The gold price jumped the $1,350 bar on Thursday, shaking off weakness displayed yesterday when a cooling of Ukraine-Russia tensions saw safe-haven buying dry up.
On the Comex division of the New York Mercantile Exchange, gold futures for April delivery last traded at $1,351.50 an ounce, up $11.20 from Wednesday’s close and not far off its 2014 best reached on Monday.
Gold is now trading near its highest level since September and up more than 12% since the start of the year.
The gold price was boosted by speculation that world number two consumer India could soon lift curbs and ease taxes on imports that have been in place for more than a year.
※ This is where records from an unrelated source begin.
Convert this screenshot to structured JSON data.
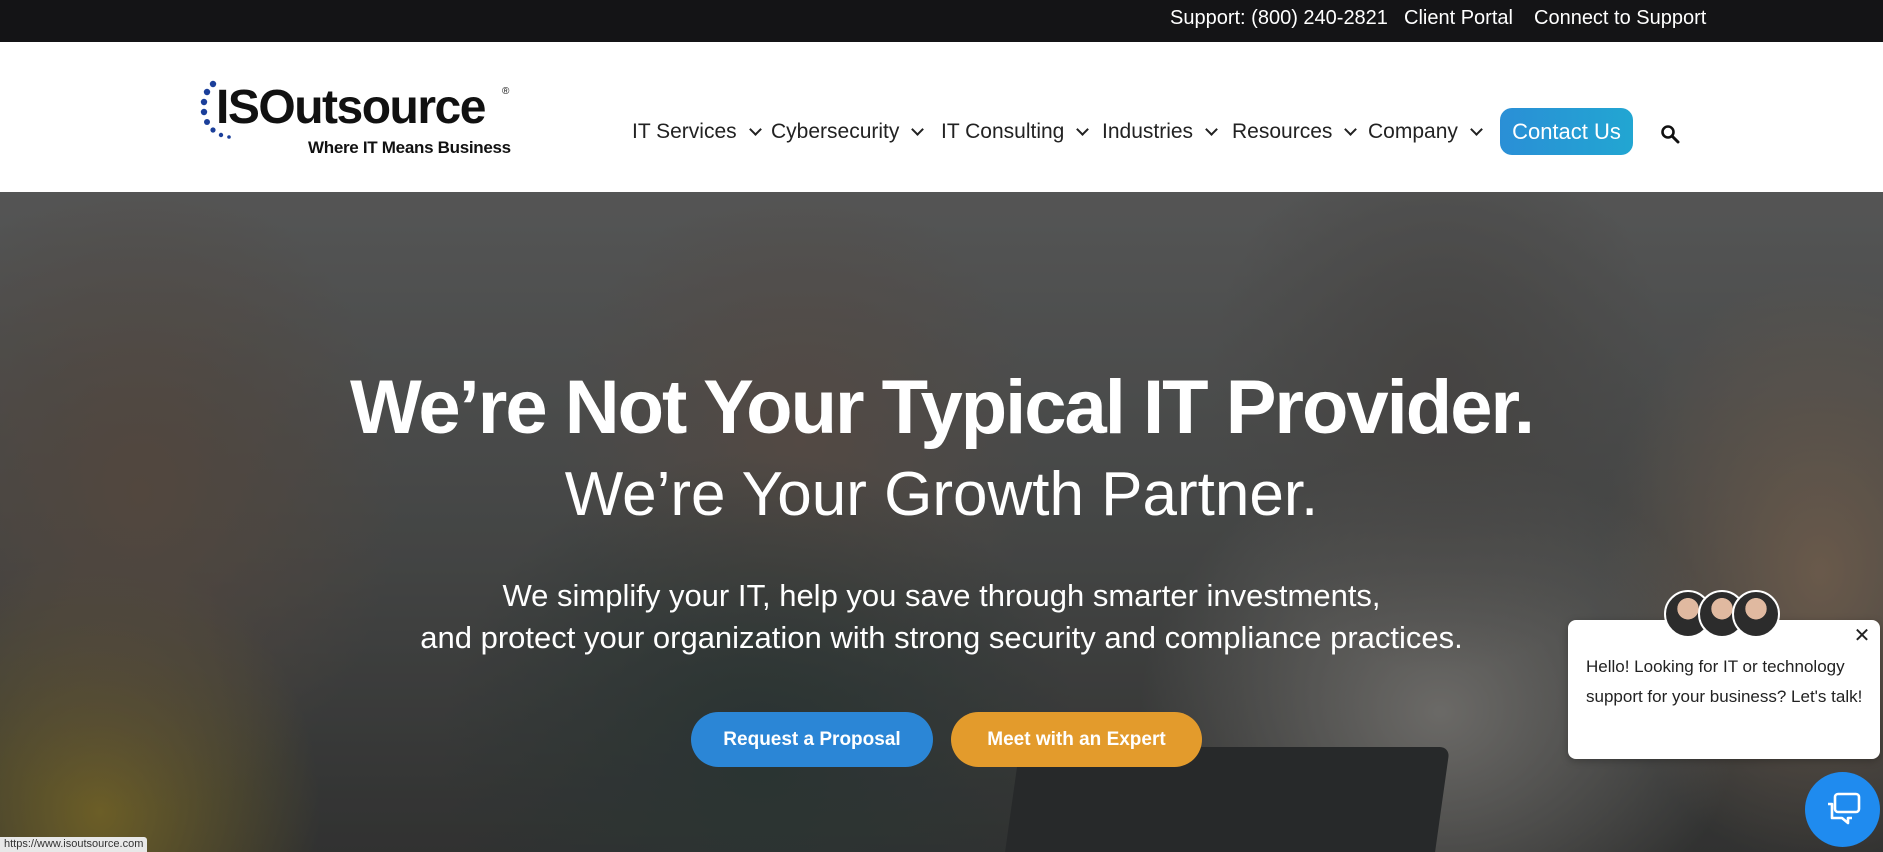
{
  "topbar": {
    "support": "Support: (800) 240-2821",
    "client_portal": "Client Portal",
    "connect_support": "Connect to Support"
  },
  "logo": {
    "name": "ISOutsource",
    "registered": "®",
    "tagline": "Where IT Means Business"
  },
  "nav": {
    "items": [
      {
        "label": "IT Services"
      },
      {
        "label": "Cybersecurity"
      },
      {
        "label": "IT Consulting"
      },
      {
        "label": "Industries"
      },
      {
        "label": "Resources"
      },
      {
        "label": "Company"
      }
    ],
    "contact_label": "Contact Us",
    "search_icon": "search-icon"
  },
  "hero": {
    "headline": "We’re Not Your Typical IT Provider.",
    "subheadline": "We’re Your Growth Partner.",
    "description_line1": "We simplify your IT, help you save through smarter investments,",
    "description_line2": "and protect your organization with strong security and compliance practices.",
    "primary_button": "Request a Proposal",
    "secondary_button": "Meet with an Expert"
  },
  "chat": {
    "message": "Hello! Looking for IT or technology support for your business? Let's talk!",
    "close_icon": "close-icon",
    "launcher_icon": "chat-icon"
  },
  "status_bar": {
    "url": "https://www.isoutsource.com"
  },
  "colors": {
    "topbar_bg": "#141416",
    "contact_button": "#2a8fd6",
    "proposal_button": "#2b86d6",
    "expert_button": "#e39b2c",
    "chat_launcher": "#1f8bef"
  }
}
The restrictions were designed to shore up the rupee and reduce the country’s crippling current account deficit. The latter has now fallen to an 8-year low, while the currency hit a three-month high.
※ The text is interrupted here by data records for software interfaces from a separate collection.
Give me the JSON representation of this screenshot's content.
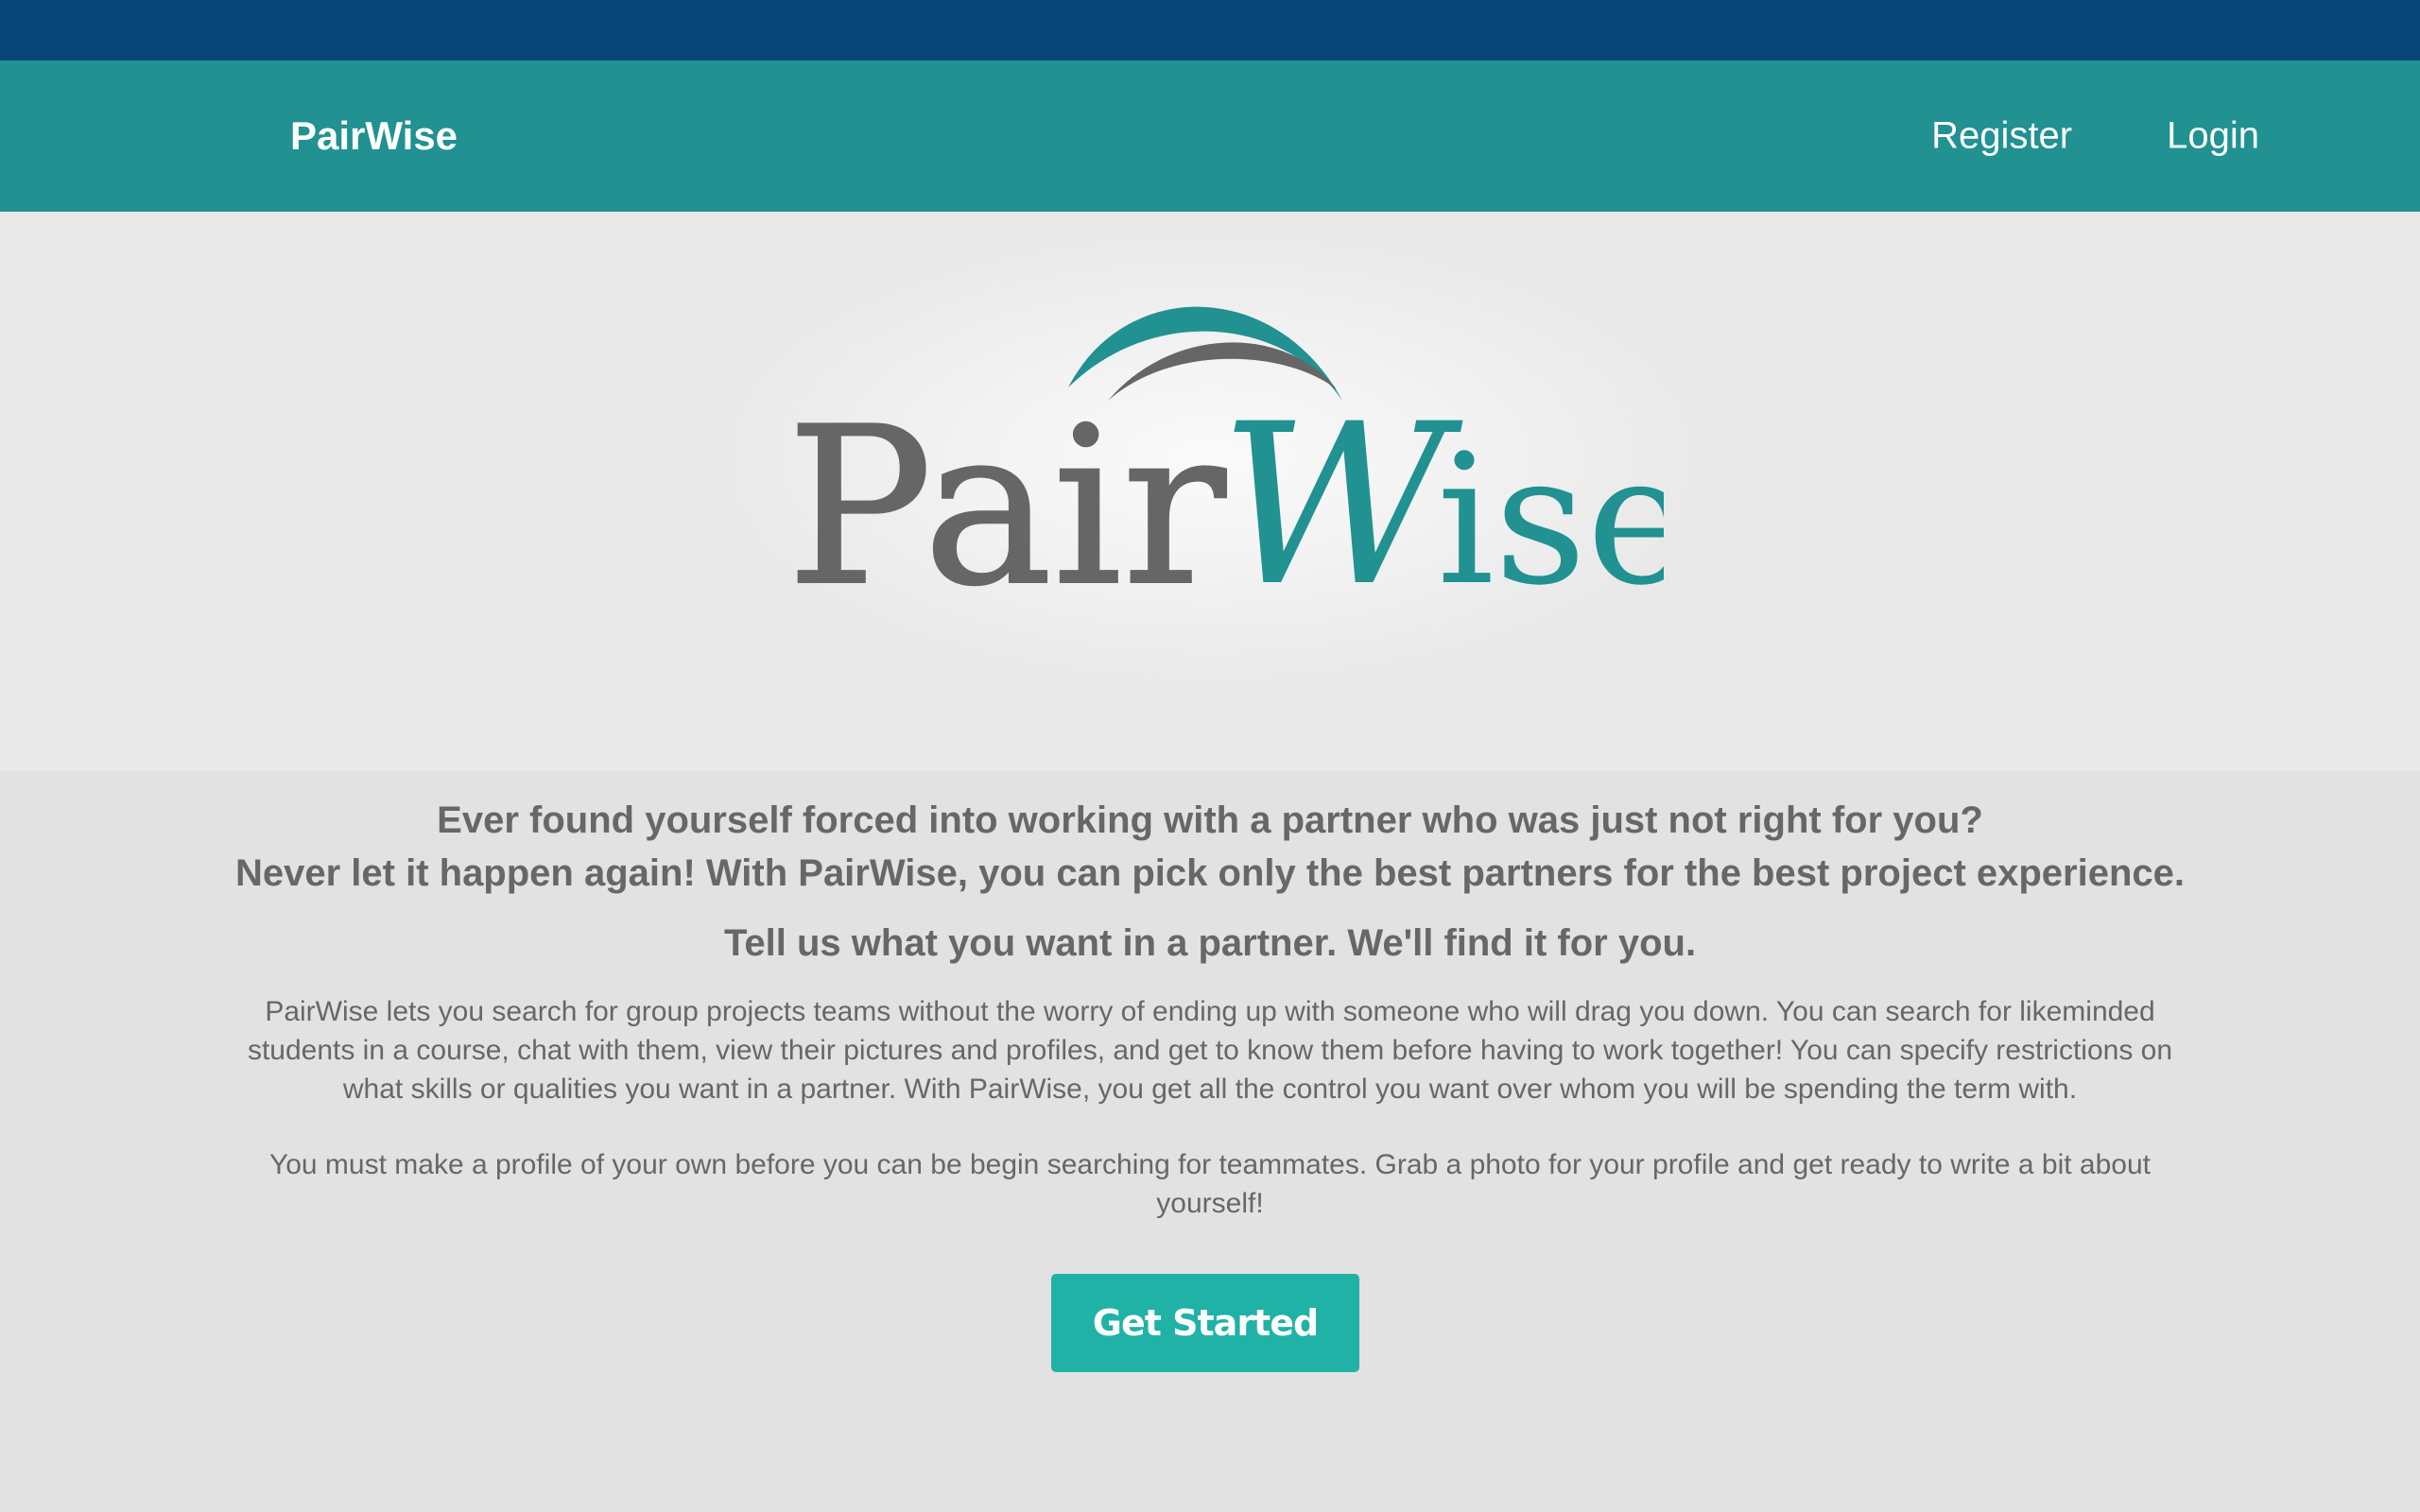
{
  "colors": {
    "top_strip": "#074579",
    "navbar": "#219192",
    "accent_teal": "#20b2a6",
    "logo_gray": "#666666",
    "logo_teal": "#219192",
    "text": "#676767"
  },
  "navbar": {
    "brand": "PairWise",
    "links": [
      {
        "label": "Register"
      },
      {
        "label": "Login"
      }
    ]
  },
  "hero": {
    "logo_text_left": "Pair",
    "logo_text_w": "W",
    "logo_text_right": "ise"
  },
  "main": {
    "headline_line1": "Ever found yourself forced into working with a partner who was just not right for you?",
    "headline_line2": "Never let it happen again! With PairWise, you can pick only the best partners for the best project experience.",
    "subheadline": "Tell us what you want in a partner. We'll find it for you.",
    "paragraph1": "PairWise lets you search for group projects teams without the worry of ending up with someone who will drag you down. You can search for likeminded students in a course, chat with them, view their pictures and profiles, and get to know them before having to work together! You can specify restrictions on what skills or qualities you want in a partner. With PairWise, you get all the control you want over whom you will be spending the term with.",
    "paragraph2": "You must make a profile of your own before you can be begin searching for teammates. Grab a photo for your profile and get ready to write a bit about yourself!",
    "cta_label": "Get Started"
  }
}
Despite the curbs Indian consumption still rose by more than 100 tonnes to 975 tonnes last year while according to some estimates "unofficial imports" almost doubled to triple digits.
China is now the top consumer of gold, with 2013 imports soaring to 1,065 tonnes, up from 807 tonnes the year before. Together the two giants are responsible for more than half of the world’s demand.
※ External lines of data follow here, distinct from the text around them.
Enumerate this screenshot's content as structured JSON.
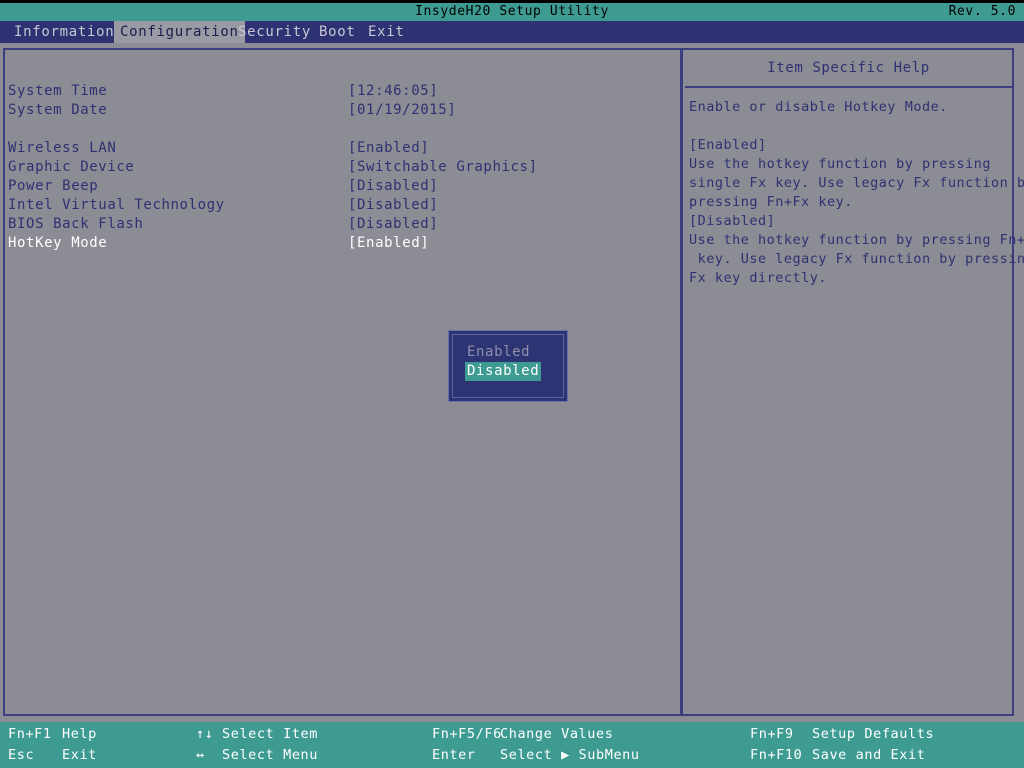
{
  "header": {
    "app_title": "InsydeH20 Setup Utility",
    "revision": "Rev. 5.0"
  },
  "menu": {
    "items": [
      {
        "label": "Information",
        "active": false
      },
      {
        "label": "Configuration",
        "active": true
      },
      {
        "label": "Security",
        "active": false
      },
      {
        "label": "Boot",
        "active": false
      },
      {
        "label": "Exit",
        "active": false
      }
    ]
  },
  "settings": {
    "rows": [
      {
        "label": "System Time",
        "value": "[12:46:05]",
        "selected": false
      },
      {
        "label": "System Date",
        "value": "[01/19/2015]",
        "selected": false
      },
      {
        "label": "",
        "value": "",
        "selected": false
      },
      {
        "label": "Wireless LAN",
        "value": "[Enabled]",
        "selected": false
      },
      {
        "label": "Graphic Device",
        "value": "[Switchable Graphics]",
        "selected": false
      },
      {
        "label": "Power Beep",
        "value": "[Disabled]",
        "selected": false
      },
      {
        "label": "Intel Virtual Technology",
        "value": "[Disabled]",
        "selected": false
      },
      {
        "label": "BIOS Back Flash",
        "value": "[Disabled]",
        "selected": false
      },
      {
        "label": "HotKey Mode",
        "value": "[Enabled]",
        "selected": true
      }
    ]
  },
  "help": {
    "title": "Item Specific Help",
    "lines": [
      "Enable or disable Hotkey Mode.",
      "",
      "[Enabled]",
      "Use the hotkey function by pressing",
      "single Fx key. Use legacy Fx function by",
      "pressing Fn+Fx key.",
      "[Disabled]",
      "Use the hotkey function by pressing Fn+Fx",
      " key. Use legacy Fx function by pressing",
      "Fx key directly."
    ]
  },
  "dropdown": {
    "options": [
      {
        "label": "Enabled",
        "selected": false
      },
      {
        "label": "Disabled",
        "selected": true
      }
    ]
  },
  "status_bar": {
    "entries": [
      {
        "key": "Fn+F1",
        "desc": "Help",
        "col": 0,
        "row": 0
      },
      {
        "key": "Esc",
        "desc": "Exit",
        "col": 0,
        "row": 1
      },
      {
        "key": "↑↓",
        "desc": "Select Item",
        "col": 1,
        "row": 0
      },
      {
        "key": "↔",
        "desc": "Select Menu",
        "col": 1,
        "row": 1
      },
      {
        "key": "Fn+F5/F6",
        "desc": "Change Values",
        "col": 2,
        "row": 0
      },
      {
        "key": "Enter",
        "desc": "Select ▶ SubMenu",
        "col": 2,
        "row": 1
      },
      {
        "key": "Fn+F9",
        "desc": "Setup Defaults",
        "col": 3,
        "row": 0
      },
      {
        "key": "Fn+F10",
        "desc": "Save and Exit",
        "col": 3,
        "row": 1
      }
    ]
  },
  "colors": {
    "teal": "#3d9b92",
    "menu_navy": "#2e3172",
    "panel_gray": "#8c8c94",
    "text_navy": "#2e3172",
    "selected_white": "#ffffff",
    "dropdown_bg": "#2d3473"
  }
}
Demand in the form of bars, coins and particularly jewellery may rise sharply in India should the punitive duties of 10% and other measures like mandatory re-export of 20% of imports be lifted.
China’s consumption is also forecast to rise steadily from today levels.
The impact of renewed Indian buying may be relatively subdued however, given that Asian demand is highly price sensitive.
Premiums demanded by traders in India spiked to as much as $140 an ounce during India’s wedding season, but has now fallen back to less than half that despite the acute shortage of bullion inside the country.
From as much as $37 when gold was trading at $1,200 last year, premiums paid on the Shanghai Gold Exchange have no fallen back to $1–2 per ounce as the gold price appreciates.
Bullion and investment bank HSBC in a research report sums it up this way:
"The majority of gold jewelry is purchased in EMs. Traditionally, high prices can have a negative effect on relatively price-sensitive buyers in economies with limited discretionary consumer incomes, such as India, China, the rest of Asia, and countries in the Middle East.
According to HSBC, as a result of this, a floor is likely to form around the USD1,200 or lower because such a drop "would likely stimulate retail demand and act as a break on declines”, while a sharp rally above USD1,400 or higher, “could weaken physical demand for coins and bars”, which would help put a ceiling on prices.